The New York State Department of Health has added chronic pain as a valid condition for being prescribed medical marijuana. Medicinal use of marijuana was approved in three states following the November election.
On Dec. 1, New York Health Commissioner Dr. Howard A. Zucker announced in a press release that the NYSDOH would create a regulatory amendment to approve chronic pain as a qualification for medical marijuana.
"After conducting a thorough review of the scientific literature, it became clear that there may be certain benefits in the use of medical marijuana by patients suffering from chronic pain," Zucker said. "Medical marijuana is already helping thousands of patients across New York State, and adding chronic pain as a qualifying condition will help more patients and further strengthen the program."
New York currently has 10 conditions that qualify for medical marijuana treatment, including cancer, HIV and Parkinson's disease.
On Nov. 8, voters in Arkansas, Florida and North Dakota approved of medical marijuana for their states. Meanwhile, marijuana was legalized for recreational use in California, Massachusetts and Nevada, according to The Washington Post.
On Dec. 5, Maine began a recount of its own recreational marijuana legalization initiative. The referendum had passed by such a slim margin -- less than 1 percent -- that opponents of the initiative requested and were granted a recount of the results, the Portland Press Herald reports.
While the November election proved to be the largest victory for marijuana advocates on record, the success may be short-lived.
President-elect Donald Trump's nominee for attorney general, Republican Sen. Jeff Sessions of Alabama, is a staunch opponent of marijuana legalization. If appointed to the head of the Justice Department, Sessions could could use federal law to prosecute marijuana retailers and users, according to Politico.
Sessions has not signaled how he would approach marijuana enforcement if he is confirmed as attorney general, but his previous statements have indicated he would roll back state legalization.
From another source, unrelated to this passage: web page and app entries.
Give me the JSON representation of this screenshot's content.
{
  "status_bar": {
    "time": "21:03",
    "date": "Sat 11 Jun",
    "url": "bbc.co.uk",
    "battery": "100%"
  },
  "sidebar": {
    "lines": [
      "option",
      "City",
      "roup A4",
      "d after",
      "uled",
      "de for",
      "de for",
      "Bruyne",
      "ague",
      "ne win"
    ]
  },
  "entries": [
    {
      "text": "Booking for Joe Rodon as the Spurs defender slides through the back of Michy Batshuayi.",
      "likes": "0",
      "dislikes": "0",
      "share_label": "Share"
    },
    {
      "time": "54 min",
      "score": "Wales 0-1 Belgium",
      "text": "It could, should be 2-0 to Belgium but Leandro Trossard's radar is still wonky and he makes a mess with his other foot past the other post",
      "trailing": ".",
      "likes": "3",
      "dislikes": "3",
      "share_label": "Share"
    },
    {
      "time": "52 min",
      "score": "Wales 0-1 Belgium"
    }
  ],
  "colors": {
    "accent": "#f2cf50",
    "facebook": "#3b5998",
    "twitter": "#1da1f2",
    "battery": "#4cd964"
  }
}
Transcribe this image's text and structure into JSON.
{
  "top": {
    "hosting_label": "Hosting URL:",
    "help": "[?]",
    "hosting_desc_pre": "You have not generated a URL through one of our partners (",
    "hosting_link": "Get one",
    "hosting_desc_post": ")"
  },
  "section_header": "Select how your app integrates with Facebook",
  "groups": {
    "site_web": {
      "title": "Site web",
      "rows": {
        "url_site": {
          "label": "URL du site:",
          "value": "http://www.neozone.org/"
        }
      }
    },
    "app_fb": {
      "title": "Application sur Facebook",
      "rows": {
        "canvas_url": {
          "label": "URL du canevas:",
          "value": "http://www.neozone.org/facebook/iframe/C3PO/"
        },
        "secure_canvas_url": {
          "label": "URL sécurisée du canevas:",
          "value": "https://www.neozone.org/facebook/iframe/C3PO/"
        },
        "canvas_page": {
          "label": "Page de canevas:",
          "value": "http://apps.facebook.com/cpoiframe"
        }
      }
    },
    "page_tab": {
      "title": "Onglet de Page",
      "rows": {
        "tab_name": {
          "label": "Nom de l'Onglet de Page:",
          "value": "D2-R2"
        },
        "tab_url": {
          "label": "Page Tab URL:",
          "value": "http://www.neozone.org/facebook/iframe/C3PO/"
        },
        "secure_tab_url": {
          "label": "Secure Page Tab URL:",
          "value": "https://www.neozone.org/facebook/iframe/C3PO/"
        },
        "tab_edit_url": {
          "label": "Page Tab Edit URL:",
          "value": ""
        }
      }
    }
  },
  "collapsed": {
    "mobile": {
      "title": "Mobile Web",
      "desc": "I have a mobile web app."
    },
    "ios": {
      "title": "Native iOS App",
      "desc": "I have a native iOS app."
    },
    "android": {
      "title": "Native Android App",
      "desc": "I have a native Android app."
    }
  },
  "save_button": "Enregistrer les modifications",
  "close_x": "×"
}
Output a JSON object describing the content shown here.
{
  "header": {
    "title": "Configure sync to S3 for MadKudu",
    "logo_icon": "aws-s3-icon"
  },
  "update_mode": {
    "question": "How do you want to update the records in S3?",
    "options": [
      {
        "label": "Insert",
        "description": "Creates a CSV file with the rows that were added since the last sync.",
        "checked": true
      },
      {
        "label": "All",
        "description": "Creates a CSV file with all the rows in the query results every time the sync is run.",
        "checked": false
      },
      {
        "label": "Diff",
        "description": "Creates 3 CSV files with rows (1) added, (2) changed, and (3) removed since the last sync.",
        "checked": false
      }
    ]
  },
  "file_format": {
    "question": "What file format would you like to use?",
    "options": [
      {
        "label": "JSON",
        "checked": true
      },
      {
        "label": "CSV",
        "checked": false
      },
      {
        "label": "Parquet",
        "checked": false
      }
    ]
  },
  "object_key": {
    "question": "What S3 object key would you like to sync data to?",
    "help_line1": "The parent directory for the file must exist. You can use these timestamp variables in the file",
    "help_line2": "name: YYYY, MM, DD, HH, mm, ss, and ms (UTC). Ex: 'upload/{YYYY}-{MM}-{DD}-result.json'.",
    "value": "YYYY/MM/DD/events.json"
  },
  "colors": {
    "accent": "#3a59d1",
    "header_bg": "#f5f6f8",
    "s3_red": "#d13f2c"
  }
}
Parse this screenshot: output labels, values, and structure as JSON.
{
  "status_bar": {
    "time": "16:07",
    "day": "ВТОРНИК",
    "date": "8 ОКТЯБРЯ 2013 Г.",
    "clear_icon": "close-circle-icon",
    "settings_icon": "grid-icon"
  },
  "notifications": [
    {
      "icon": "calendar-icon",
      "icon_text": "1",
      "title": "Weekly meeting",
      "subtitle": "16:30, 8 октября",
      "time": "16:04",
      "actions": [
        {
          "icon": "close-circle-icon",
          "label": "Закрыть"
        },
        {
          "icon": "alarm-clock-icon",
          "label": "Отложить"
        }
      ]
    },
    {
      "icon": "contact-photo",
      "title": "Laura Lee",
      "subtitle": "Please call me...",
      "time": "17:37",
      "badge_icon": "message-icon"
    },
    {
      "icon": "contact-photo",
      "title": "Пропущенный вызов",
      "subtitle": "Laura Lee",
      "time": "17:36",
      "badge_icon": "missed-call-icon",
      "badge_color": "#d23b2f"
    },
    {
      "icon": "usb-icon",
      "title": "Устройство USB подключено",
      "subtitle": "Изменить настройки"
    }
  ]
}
"Good people don't smoke marijuana," Sessions said in April. The Alabama senator added that marijuana is "not the kind of thing that ought to be legalized."